Friday, May 14, 2010
Jazz guitarist Mike Stern was in Washington D.C. recently, for some gigs at Blues Alley. Word traveled through the grapevine that he would be coming up to Westminster to do a clinic in the afternoon before the first night's show. I was among 20 or 30 people who were lucky enough to get the word and headed over to McDaniel College on a lovely spring day to learn from Mike.
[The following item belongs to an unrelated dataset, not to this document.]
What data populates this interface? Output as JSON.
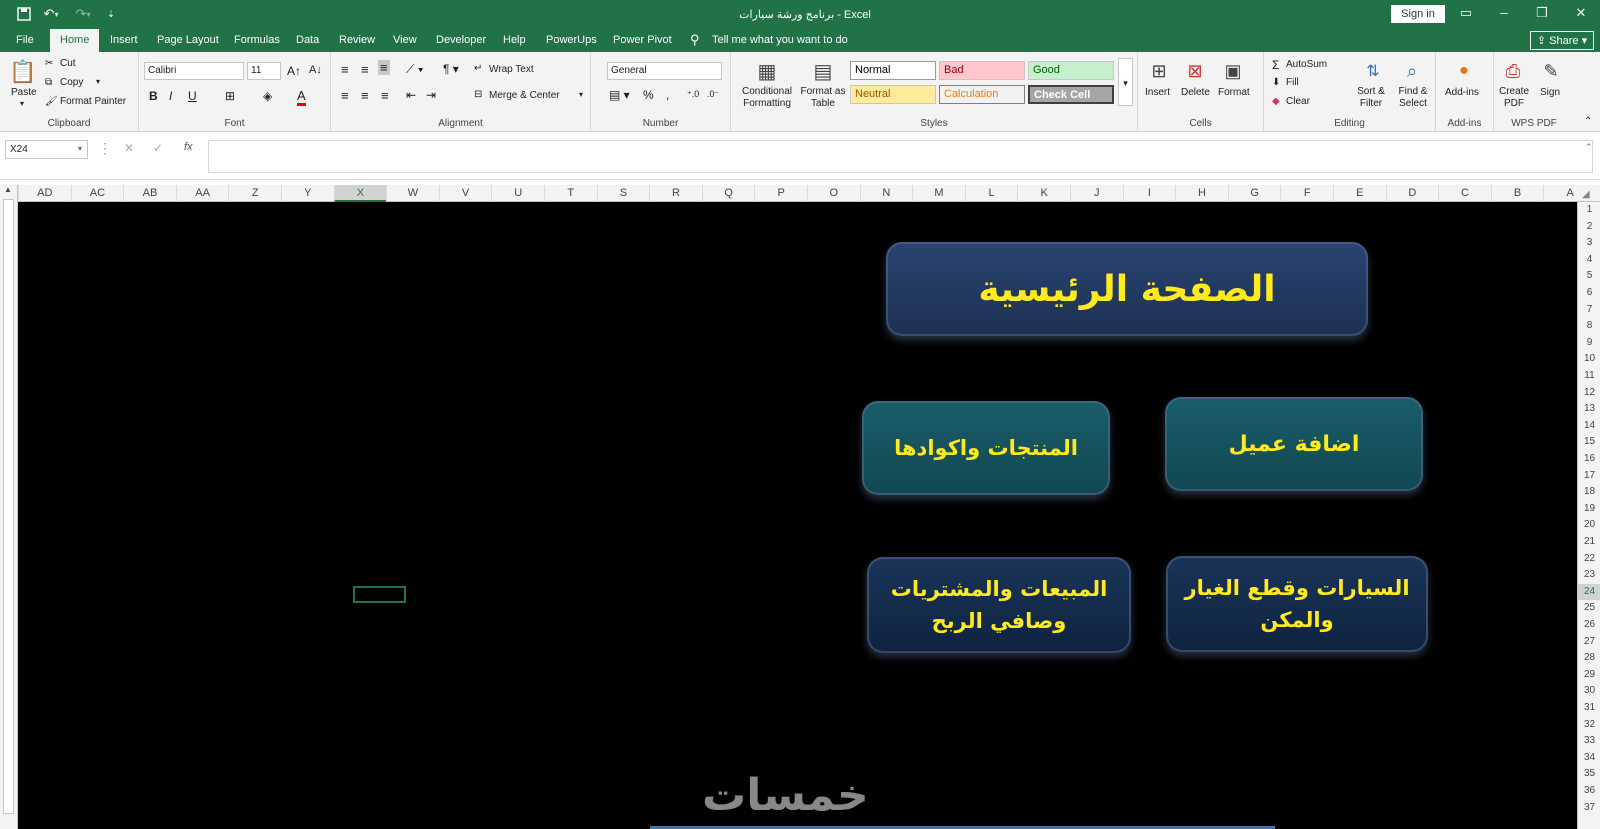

Mike is a world-class player and has produced many albums of music labelled jazz, but really cover a very wide range of styles. He has toured the world many times and plays with the best musicians. But it was not always so. Part of his clinic was simply telling his personal story. He came to jazz after growing up on rock and roll, and rhythm and blues. He got excited about jazz but had no particular talent for it and he found it extraordinarily difficult. It was sheer will power, driven by an all consuming passion, that drove him to overcome the many hurdles to becoming a great jazz musician. I explain this sort of thing to my students all the time, but still it was encouraging for me to hear it from Mike Stern.
During the clinic, he played some amazing extended improvisations on standard tunes, first "Autumn Leaves," then "Body and Soul." Like many other jazz players, he has an encyclopedic knowledge of his instrument and can access the most complex harmonic and melodic ideas off the top of his head. What sets him apart, and was plainly evident, was his ability to express his own character, thoughts and emotions through his playing. It's the holy grail of all of us who strive to be great improvisers: to know you can call up any technique you desire, but to let that all take a back seat to pure expressiveness. Mike Stern has the whole package, and it was a privilege to witness it up close and personal.
His solos were incredibly sophisticated, employing some concepts I try to teach my more advanced students, but going way beyond anything I could ever hope to achieve. It was great to hear someone who has mastered the art of creating musical phrases and turning them into motifs that develop and change as the solo continues; and having a sense of contour and trajectory to the phrases, and the solo as a whole.
Playing with rhythm is also something I stress, and Stern proved his mastery by playing with only a bass player for accompaniment, no drummer. His solos got pretty adventurous, yet his time was always absolutely perfect, and beyond that, he played with an incredible sense of jazz swing style rhythm.
To top it off, he was a very warm, generous and funny guy. He answered questions and did his best to provide useful information, but mainly I think he came to provide some inspiration, and I got a lot of that from his clinic.
Photos courtesy of Frank McCreary.
Learn more about Mike Stern at http://www.mikestern.org/